BEGIN Material supplied
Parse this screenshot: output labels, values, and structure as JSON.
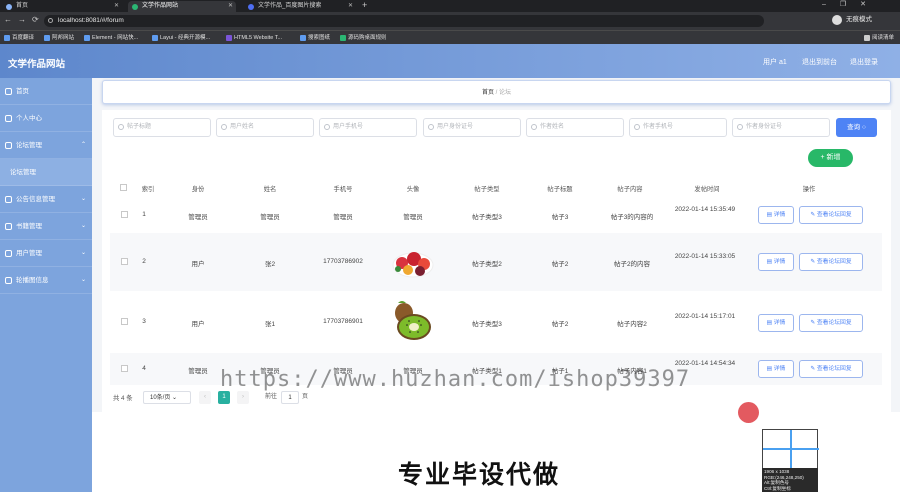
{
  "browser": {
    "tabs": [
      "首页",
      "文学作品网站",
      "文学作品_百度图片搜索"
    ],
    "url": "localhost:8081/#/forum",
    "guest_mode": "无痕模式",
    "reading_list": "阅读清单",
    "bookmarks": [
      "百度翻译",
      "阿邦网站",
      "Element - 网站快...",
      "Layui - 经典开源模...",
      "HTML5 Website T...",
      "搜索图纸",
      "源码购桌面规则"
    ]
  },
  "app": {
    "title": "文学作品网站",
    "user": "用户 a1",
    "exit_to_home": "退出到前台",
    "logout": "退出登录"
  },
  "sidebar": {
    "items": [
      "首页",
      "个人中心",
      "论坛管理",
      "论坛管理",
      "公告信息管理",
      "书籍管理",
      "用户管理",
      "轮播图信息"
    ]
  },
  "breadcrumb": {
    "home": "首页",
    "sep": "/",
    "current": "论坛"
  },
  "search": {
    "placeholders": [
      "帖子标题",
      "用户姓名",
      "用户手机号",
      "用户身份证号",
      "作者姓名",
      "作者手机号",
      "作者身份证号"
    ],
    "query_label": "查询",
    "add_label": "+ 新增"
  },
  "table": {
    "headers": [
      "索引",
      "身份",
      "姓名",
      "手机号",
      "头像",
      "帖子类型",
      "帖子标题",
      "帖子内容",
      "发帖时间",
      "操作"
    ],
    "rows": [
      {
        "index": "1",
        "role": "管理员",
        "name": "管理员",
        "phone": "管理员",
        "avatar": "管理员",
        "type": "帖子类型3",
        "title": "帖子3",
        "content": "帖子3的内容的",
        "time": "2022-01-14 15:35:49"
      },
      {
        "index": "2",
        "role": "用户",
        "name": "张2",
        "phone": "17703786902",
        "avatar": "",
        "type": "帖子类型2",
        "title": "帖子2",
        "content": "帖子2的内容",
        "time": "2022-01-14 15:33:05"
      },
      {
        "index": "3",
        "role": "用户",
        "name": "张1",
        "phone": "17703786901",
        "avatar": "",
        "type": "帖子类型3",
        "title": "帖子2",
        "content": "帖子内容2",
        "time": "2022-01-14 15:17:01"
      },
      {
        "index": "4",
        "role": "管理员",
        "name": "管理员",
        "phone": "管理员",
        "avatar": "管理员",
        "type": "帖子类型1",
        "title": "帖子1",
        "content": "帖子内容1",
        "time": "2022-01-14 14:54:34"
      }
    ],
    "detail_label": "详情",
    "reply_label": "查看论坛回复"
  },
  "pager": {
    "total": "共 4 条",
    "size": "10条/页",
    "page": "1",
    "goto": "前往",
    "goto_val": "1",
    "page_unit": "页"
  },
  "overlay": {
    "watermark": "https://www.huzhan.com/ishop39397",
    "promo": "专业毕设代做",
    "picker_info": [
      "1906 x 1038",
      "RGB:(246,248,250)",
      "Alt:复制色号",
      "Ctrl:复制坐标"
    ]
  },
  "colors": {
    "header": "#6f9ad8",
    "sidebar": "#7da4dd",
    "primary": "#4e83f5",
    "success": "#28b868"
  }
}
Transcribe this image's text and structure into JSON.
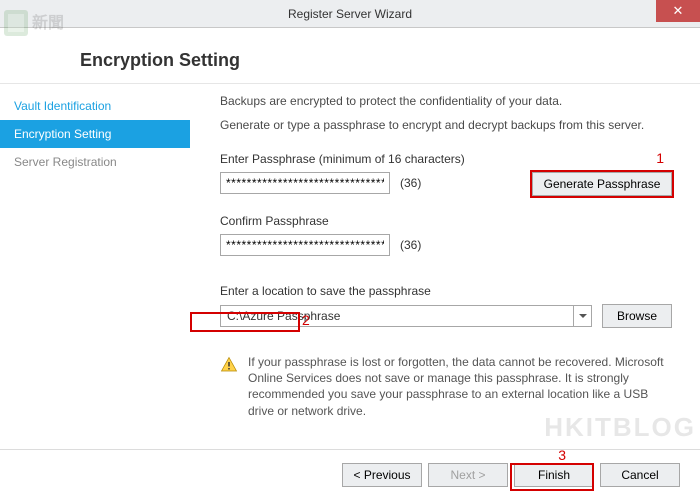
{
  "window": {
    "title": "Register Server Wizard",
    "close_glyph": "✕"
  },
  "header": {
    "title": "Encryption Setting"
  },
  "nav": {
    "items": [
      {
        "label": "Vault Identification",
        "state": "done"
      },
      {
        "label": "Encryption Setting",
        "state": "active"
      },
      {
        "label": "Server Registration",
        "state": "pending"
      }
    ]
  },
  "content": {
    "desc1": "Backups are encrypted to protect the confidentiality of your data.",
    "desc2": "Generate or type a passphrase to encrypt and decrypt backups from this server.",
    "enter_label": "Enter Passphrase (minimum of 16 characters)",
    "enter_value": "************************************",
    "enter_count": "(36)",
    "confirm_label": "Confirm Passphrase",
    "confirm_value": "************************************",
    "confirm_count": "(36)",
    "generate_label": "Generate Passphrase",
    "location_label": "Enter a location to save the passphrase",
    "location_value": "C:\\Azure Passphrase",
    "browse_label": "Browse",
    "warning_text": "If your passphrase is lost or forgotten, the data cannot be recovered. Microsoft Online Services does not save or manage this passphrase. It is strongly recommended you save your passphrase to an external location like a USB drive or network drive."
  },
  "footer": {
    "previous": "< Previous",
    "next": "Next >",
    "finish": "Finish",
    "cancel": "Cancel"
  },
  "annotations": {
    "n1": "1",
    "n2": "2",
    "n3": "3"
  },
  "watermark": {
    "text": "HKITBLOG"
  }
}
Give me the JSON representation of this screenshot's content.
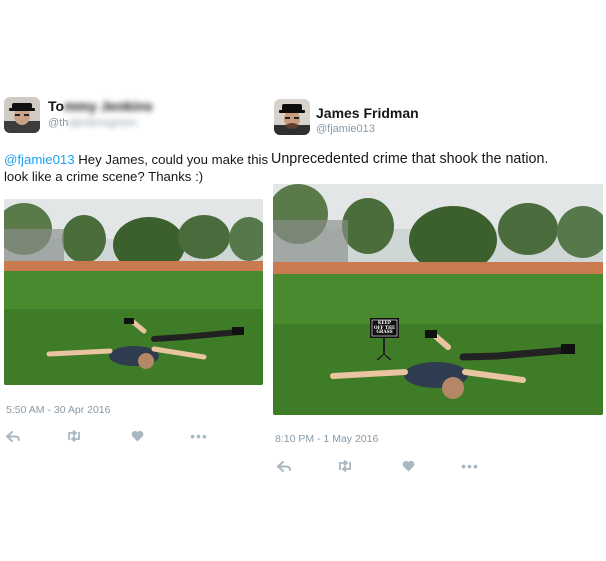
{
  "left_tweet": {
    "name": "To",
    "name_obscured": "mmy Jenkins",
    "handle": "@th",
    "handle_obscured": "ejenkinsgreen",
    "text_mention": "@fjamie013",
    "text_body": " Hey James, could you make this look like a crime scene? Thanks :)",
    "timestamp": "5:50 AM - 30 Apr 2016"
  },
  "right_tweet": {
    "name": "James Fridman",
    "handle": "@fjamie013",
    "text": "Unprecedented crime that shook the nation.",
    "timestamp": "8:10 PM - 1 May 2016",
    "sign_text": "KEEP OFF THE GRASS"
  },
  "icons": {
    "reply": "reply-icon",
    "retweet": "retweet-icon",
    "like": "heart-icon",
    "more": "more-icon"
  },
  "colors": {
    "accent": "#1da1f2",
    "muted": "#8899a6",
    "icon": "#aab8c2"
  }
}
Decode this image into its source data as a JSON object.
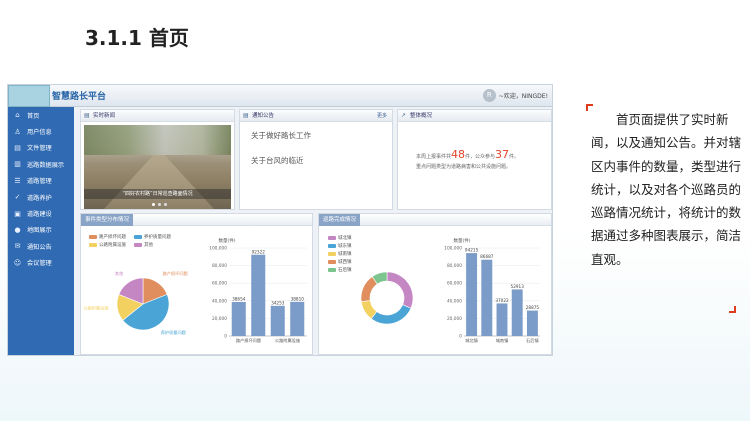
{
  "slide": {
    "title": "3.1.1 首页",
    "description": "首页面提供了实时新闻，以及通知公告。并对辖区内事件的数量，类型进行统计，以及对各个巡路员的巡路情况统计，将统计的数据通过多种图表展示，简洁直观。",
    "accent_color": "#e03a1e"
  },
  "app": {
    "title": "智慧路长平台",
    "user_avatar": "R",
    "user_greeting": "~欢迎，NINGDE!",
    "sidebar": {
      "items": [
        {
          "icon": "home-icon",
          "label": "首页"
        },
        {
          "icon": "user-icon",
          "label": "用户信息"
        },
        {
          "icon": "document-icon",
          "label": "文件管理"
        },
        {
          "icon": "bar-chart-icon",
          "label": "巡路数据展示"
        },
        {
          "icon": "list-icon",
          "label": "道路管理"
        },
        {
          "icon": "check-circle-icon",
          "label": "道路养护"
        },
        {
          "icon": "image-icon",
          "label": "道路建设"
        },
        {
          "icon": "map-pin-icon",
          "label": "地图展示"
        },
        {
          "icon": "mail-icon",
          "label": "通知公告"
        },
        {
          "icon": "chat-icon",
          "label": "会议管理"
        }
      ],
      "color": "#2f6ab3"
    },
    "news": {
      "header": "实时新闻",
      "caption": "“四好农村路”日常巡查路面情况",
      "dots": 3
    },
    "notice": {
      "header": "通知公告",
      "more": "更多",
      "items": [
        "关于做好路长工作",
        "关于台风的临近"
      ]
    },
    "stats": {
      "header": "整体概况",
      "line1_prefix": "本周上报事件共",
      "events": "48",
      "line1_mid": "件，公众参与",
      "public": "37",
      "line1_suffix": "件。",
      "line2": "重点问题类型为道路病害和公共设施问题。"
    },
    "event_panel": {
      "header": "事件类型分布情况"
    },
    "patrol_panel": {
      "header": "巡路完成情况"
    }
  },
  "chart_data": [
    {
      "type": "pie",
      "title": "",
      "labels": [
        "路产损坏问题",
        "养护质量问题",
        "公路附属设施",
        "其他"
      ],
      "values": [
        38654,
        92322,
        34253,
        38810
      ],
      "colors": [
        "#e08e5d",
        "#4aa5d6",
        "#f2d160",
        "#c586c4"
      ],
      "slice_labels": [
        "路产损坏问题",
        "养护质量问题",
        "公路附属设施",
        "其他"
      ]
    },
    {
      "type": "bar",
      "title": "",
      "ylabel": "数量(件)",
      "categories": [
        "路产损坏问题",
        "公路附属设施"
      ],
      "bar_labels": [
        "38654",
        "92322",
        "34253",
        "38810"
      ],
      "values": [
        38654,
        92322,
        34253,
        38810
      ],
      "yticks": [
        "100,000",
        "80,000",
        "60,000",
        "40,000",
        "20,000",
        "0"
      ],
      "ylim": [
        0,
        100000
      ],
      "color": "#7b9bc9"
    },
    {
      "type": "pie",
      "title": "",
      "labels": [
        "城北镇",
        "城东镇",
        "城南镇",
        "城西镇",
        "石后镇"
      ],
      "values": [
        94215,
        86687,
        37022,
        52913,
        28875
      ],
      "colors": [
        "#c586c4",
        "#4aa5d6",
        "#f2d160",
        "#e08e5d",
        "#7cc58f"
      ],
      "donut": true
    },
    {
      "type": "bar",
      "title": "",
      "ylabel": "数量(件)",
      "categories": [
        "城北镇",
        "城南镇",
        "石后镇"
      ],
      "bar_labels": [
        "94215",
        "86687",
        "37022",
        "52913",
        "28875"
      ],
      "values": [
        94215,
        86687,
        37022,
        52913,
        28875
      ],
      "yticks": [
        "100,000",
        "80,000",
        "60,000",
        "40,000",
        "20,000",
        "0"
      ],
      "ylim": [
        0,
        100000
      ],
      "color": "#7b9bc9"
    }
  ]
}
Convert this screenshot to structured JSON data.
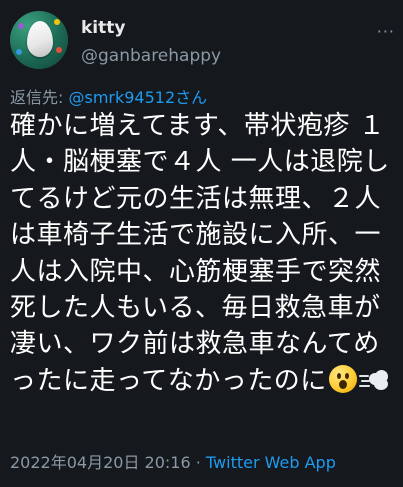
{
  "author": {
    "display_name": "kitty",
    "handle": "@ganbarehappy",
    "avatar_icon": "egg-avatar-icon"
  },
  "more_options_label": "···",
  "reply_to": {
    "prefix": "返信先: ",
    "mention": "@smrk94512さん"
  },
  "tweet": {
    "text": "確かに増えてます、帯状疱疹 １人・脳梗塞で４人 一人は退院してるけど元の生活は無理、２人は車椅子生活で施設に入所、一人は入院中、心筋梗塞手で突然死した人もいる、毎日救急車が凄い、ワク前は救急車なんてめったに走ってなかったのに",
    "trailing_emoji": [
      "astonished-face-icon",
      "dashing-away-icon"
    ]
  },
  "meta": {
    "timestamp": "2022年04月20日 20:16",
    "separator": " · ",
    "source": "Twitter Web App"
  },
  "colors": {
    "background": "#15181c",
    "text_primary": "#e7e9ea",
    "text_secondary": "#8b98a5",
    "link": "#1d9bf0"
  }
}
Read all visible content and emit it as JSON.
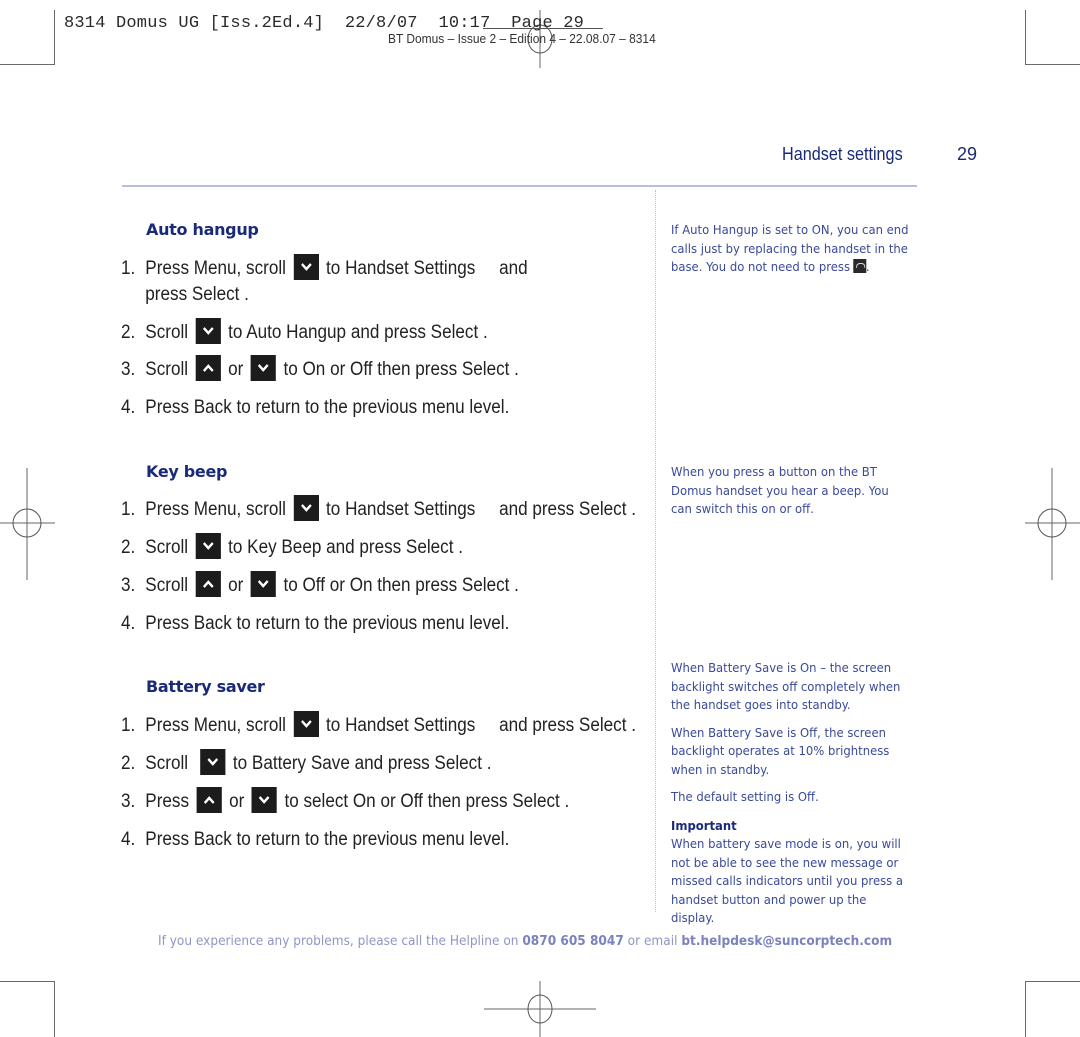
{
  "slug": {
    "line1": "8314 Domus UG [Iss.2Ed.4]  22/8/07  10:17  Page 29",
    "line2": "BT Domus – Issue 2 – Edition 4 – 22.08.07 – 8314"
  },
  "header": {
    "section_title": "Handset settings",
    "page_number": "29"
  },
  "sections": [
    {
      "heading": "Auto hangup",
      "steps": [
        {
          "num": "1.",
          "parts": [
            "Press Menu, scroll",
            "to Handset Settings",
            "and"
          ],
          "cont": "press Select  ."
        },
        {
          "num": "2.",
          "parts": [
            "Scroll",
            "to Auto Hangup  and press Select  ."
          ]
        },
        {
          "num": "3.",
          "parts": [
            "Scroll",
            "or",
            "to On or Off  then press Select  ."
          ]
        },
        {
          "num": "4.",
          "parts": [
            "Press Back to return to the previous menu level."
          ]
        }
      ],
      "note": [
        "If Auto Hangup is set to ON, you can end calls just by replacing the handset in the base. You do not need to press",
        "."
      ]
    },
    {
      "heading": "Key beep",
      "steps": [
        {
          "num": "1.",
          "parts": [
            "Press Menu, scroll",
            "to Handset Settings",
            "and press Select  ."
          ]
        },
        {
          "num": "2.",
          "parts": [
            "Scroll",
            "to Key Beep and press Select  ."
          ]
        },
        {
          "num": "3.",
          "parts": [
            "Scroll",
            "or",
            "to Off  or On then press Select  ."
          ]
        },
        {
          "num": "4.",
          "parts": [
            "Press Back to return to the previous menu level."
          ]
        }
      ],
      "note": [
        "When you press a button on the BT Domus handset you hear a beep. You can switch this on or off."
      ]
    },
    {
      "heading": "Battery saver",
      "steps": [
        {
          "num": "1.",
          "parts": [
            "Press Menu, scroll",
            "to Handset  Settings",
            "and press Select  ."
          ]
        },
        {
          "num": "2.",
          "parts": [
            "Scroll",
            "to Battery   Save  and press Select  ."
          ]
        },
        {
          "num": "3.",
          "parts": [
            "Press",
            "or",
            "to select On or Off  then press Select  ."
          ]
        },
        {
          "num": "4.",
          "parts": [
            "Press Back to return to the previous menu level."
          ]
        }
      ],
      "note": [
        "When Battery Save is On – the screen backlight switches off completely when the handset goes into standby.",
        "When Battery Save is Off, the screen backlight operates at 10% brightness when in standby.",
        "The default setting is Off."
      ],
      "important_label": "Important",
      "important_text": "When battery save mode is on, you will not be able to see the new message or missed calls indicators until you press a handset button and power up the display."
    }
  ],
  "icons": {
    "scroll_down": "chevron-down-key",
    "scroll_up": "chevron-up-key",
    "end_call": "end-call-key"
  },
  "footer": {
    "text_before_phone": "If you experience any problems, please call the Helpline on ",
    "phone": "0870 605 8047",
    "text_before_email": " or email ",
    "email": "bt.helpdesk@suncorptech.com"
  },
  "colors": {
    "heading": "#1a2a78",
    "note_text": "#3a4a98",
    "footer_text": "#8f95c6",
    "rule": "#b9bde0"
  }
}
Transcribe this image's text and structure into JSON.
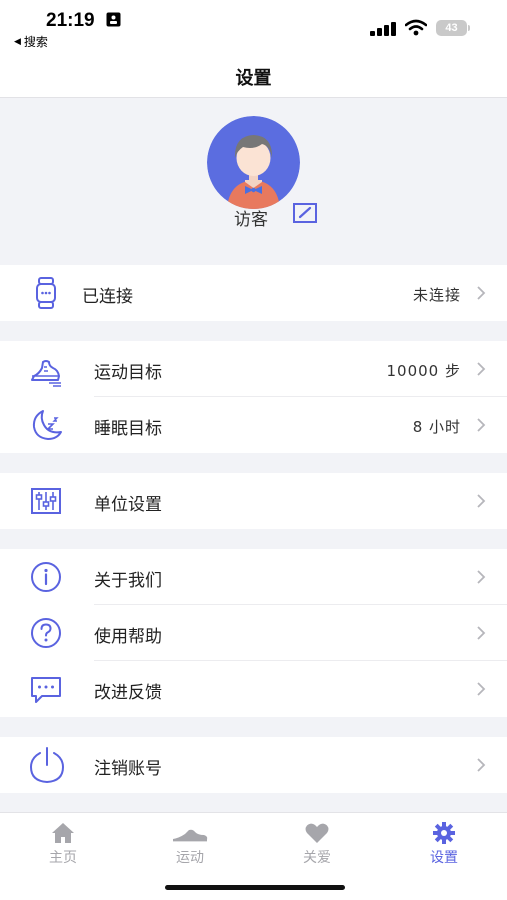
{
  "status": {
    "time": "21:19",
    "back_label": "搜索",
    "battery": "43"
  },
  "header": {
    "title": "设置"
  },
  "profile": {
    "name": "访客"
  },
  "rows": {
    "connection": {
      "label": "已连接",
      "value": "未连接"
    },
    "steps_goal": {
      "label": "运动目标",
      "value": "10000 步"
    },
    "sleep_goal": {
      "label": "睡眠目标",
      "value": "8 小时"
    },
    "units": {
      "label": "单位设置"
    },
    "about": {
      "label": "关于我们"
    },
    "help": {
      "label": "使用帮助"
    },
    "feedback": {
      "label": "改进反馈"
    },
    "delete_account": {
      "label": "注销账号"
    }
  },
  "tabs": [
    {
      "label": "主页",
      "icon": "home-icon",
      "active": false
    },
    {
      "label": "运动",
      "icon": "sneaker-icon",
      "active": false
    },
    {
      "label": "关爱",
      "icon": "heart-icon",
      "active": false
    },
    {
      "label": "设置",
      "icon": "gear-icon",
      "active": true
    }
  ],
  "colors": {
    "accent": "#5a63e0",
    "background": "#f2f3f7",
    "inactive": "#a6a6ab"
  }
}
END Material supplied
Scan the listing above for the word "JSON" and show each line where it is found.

Your response -
Parse this screenshot: output labels, values, and structure as JSON.
Transcribe this image's text and structure into JSON.
Give me the JSON representation of this screenshot's content.
Decode this image into its source data as a JSON object.
Convert this screenshot to structured JSON data.
Read all visible content and emit it as JSON.
Transcribe this image's text and structure into JSON.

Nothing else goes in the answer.